Critically, the age range of boy actors also would have corresponded to the age range of the majority of Shakespeare’s female characters such as Rosalind, Celia, Phebe, and Audrey in As You Like It.
How might boy actors in the roles of Viola, Olivia and Maria have informed Twelfth Night, or What You Will on the Elizabethan and Jacobean stage? For boy actors playing Viola and Olivia, their actual ages would have fallen into what I believe are the true age range of these Twelfth Night characters — 16- to 21-years-old. The cast of characters, in fact, is nearly uniformly young, giving special emphasis to the warning Shakespeare has Feste deliver with the line “Youth’s a stuff will not endure.” This was too true in Elizabethan London, where the average life expectancy of a well-off Londoner was 30-35, while poor Londoners could expect to live between 18 to 20 years.

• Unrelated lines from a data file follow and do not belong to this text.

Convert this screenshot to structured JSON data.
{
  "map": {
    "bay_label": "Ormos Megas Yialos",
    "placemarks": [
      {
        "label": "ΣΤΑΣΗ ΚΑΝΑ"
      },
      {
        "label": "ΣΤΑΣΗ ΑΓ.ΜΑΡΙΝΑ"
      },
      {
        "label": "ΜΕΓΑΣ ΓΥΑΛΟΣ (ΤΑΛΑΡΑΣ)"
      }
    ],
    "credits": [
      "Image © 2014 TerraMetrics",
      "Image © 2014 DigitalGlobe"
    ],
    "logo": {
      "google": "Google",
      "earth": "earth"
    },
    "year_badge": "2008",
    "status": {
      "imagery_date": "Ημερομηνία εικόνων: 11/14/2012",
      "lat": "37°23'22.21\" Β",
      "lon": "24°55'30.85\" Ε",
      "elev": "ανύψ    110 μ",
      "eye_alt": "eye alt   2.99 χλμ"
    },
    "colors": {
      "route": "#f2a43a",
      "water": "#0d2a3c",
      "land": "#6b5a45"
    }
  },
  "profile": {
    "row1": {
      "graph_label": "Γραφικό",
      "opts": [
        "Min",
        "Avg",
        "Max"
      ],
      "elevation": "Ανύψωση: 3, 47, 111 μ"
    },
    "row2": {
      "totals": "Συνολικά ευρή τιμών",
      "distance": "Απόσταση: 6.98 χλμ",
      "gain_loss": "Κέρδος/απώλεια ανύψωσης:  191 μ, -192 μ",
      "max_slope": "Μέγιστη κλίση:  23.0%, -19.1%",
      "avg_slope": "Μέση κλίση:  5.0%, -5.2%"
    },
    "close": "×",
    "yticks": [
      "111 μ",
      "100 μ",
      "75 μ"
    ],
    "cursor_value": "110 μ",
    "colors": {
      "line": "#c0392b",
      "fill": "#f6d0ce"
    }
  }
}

The plague was a constant threat, with major outbreaks occurring in 1563, the year before Shakespeare was born, 1593, and 1603. Brothels filled London’s Bankside, where the Globe Theatre was located, and venereal diseases were rampant. The Thames was both the city’s sewer and water supply. Shakespeare worked graphic references to the many dreaded aspects of daily life in London into his plays. In King Lear, Lear compares being the father of Goneril to having the plague: “Thou art a bile, a plague-sore or embossed carbuncle, in my corrupted blood,” he rages at her. At the end of Troilus and Cressida, Pandarus promises to infect the audience with his venereal diseases.
More importantly, a boy actor would have given Viola the androgyny Twelfth Night critically turns on.
Yet audiences and critics have found the Globe’s Twelfth Night entertaining. Even London Guardian theater critic Michael Billington, who in his Nov. 18, 2012 review of the production at London’s Apollo Theatre, wrote that “In general, I am against the idea of adult males playing Shakespeare’s women: it is hardly authentic, as the parts were written for teenage boys. But it does yield a very funny performance from Paul Chahidi, who turns Maria into a roguish figure forever eyeing Sir Toby with lascivious enthusiasm.”
But for those who cringed at the grown men playing young women in the production, it may not be over when the double bill closes. Twelfth Night may win a Tony Award for Best Revival of a Play. Meanwhile, expect to see more self-serving all-men and all-women Shakespeare productions in the United States and Canada.
Can men play Shakespeare’s women and women play Shakespeare’s men? Of course they can. And it probably will fill a lot of seats.
But what does it do for Shakespeare?
Copyright 2014, CNY Cafe Momus